** Material shown follows **

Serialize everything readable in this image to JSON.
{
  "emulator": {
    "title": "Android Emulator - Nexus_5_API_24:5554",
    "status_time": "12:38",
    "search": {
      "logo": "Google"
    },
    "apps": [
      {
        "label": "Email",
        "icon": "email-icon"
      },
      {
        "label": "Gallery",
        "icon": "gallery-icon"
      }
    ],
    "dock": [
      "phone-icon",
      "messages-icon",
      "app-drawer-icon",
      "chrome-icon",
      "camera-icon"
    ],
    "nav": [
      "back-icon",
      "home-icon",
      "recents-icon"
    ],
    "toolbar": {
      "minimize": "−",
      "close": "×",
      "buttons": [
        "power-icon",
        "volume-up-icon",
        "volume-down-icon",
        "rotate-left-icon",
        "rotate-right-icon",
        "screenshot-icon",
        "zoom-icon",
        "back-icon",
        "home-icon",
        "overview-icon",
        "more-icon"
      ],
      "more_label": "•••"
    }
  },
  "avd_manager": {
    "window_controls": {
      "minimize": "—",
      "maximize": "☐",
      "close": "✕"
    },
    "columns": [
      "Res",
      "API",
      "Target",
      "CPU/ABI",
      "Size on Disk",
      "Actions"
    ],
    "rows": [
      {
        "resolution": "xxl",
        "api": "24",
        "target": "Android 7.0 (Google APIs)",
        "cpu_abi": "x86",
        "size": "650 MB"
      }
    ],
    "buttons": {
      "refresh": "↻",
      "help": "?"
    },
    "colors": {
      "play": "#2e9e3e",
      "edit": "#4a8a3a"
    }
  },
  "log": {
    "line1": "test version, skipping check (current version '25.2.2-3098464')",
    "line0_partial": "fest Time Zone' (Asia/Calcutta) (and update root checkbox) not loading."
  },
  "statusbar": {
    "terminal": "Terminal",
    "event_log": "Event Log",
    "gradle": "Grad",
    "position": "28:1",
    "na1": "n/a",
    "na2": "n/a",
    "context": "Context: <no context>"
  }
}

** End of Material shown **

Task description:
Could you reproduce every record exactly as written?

Completed task:
Serialize everything readable in this image to JSON.
{
  "emulator": {
    "title": "Android Emulator - Nexus_5_API_24:5554",
    "status_time": "12:38",
    "search": {
      "logo": "Google"
    },
    "apps": [
      {
        "label": "Email",
        "icon": "email-icon"
      },
      {
        "label": "Gallery",
        "icon": "gallery-icon"
      }
    ],
    "dock": [
      "phone-icon",
      "messages-icon",
      "app-drawer-icon",
      "chrome-icon",
      "camera-icon"
    ],
    "nav": [
      "back-icon",
      "home-icon",
      "recents-icon"
    ],
    "toolbar": {
      "minimize": "−",
      "close": "×",
      "buttons": [
        "power-icon",
        "volume-up-icon",
        "volume-down-icon",
        "rotate-left-icon",
        "rotate-right-icon",
        "screenshot-icon",
        "zoom-icon",
        "back-icon",
        "home-icon",
        "overview-icon",
        "more-icon"
      ],
      "more_label": "•••"
    }
  },
  "avd_manager": {
    "window_controls": {
      "minimize": "—",
      "maximize": "☐",
      "close": "✕"
    },
    "columns": [
      "Res",
      "API",
      "Target",
      "CPU/ABI",
      "Size on Disk",
      "Actions"
    ],
    "rows": [
      {
        "resolution": "xxl",
        "api": "24",
        "target": "Android 7.0 (Google APIs)",
        "cpu_abi": "x86",
        "size": "650 MB"
      }
    ],
    "buttons": {
      "refresh": "↻",
      "help": "?"
    },
    "colors": {
      "play": "#2e9e3e",
      "edit": "#4a8a3a"
    }
  },
  "log": {
    "line1": "test version, skipping check (current version '25.2.2-3098464')",
    "line0_partial": "fest Time Zone' (Asia/Calcutta) (and update root checkbox) not loading."
  },
  "statusbar": {
    "terminal": "Terminal",
    "event_log": "Event Log",
    "gradle": "Grad",
    "position": "28:1",
    "na1": "n/a",
    "na2": "n/a",
    "context": "Context: <no context>"
  }
}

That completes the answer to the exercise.